### EXERCISE REQUIREMENTS:
Give the data again exactly as it is written.

### INPUT MATERIAL:
════════
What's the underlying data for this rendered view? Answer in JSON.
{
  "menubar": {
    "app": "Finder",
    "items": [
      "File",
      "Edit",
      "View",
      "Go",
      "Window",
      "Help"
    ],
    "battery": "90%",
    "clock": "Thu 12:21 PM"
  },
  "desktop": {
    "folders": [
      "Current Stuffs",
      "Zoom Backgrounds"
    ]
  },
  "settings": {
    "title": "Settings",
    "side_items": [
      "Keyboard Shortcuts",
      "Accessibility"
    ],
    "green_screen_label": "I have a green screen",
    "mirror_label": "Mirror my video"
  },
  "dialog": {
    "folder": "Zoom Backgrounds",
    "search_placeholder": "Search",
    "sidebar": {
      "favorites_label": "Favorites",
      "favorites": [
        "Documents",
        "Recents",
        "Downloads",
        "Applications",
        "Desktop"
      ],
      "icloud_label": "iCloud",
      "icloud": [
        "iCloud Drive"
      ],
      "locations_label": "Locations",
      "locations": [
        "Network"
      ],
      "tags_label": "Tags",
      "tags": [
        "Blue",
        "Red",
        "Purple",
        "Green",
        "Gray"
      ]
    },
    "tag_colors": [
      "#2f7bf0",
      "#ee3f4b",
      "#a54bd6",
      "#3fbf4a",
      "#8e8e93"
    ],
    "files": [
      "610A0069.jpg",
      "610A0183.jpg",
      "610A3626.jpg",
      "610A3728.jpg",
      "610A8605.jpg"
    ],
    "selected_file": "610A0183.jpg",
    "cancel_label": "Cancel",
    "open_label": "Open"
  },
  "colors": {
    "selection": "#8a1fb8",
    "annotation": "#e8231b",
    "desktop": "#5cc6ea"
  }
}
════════
### FINAL ANSWER:
What's the underlying data for this rendered view? Answer in JSON.
{
  "menubar": {
    "app": "Finder",
    "items": [
      "File",
      "Edit",
      "View",
      "Go",
      "Window",
      "Help"
    ],
    "battery": "90%",
    "clock": "Thu 12:21 PM"
  },
  "desktop": {
    "folders": [
      "Current Stuffs",
      "Zoom Backgrounds"
    ]
  },
  "settings": {
    "title": "Settings",
    "side_items": [
      "Keyboard Shortcuts",
      "Accessibility"
    ],
    "green_screen_label": "I have a green screen",
    "mirror_label": "Mirror my video"
  },
  "dialog": {
    "folder": "Zoom Backgrounds",
    "search_placeholder": "Search",
    "sidebar": {
      "favorites_label": "Favorites",
      "favorites": [
        "Documents",
        "Recents",
        "Downloads",
        "Applications",
        "Desktop"
      ],
      "icloud_label": "iCloud",
      "icloud": [
        "iCloud Drive"
      ],
      "locations_label": "Locations",
      "locations": [
        "Network"
      ],
      "tags_label": "Tags",
      "tags": [
        "Blue",
        "Red",
        "Purple",
        "Green",
        "Gray"
      ]
    },
    "tag_colors": [
      "#2f7bf0",
      "#ee3f4b",
      "#a54bd6",
      "#3fbf4a",
      "#8e8e93"
    ],
    "files": [
      "610A0069.jpg",
      "610A0183.jpg",
      "610A3626.jpg",
      "610A3728.jpg",
      "610A8605.jpg"
    ],
    "selected_file": "610A0183.jpg",
    "cancel_label": "Cancel",
    "open_label": "Open"
  },
  "colors": {
    "selection": "#8a1fb8",
    "annotation": "#e8231b",
    "desktop": "#5cc6ea"
  }
}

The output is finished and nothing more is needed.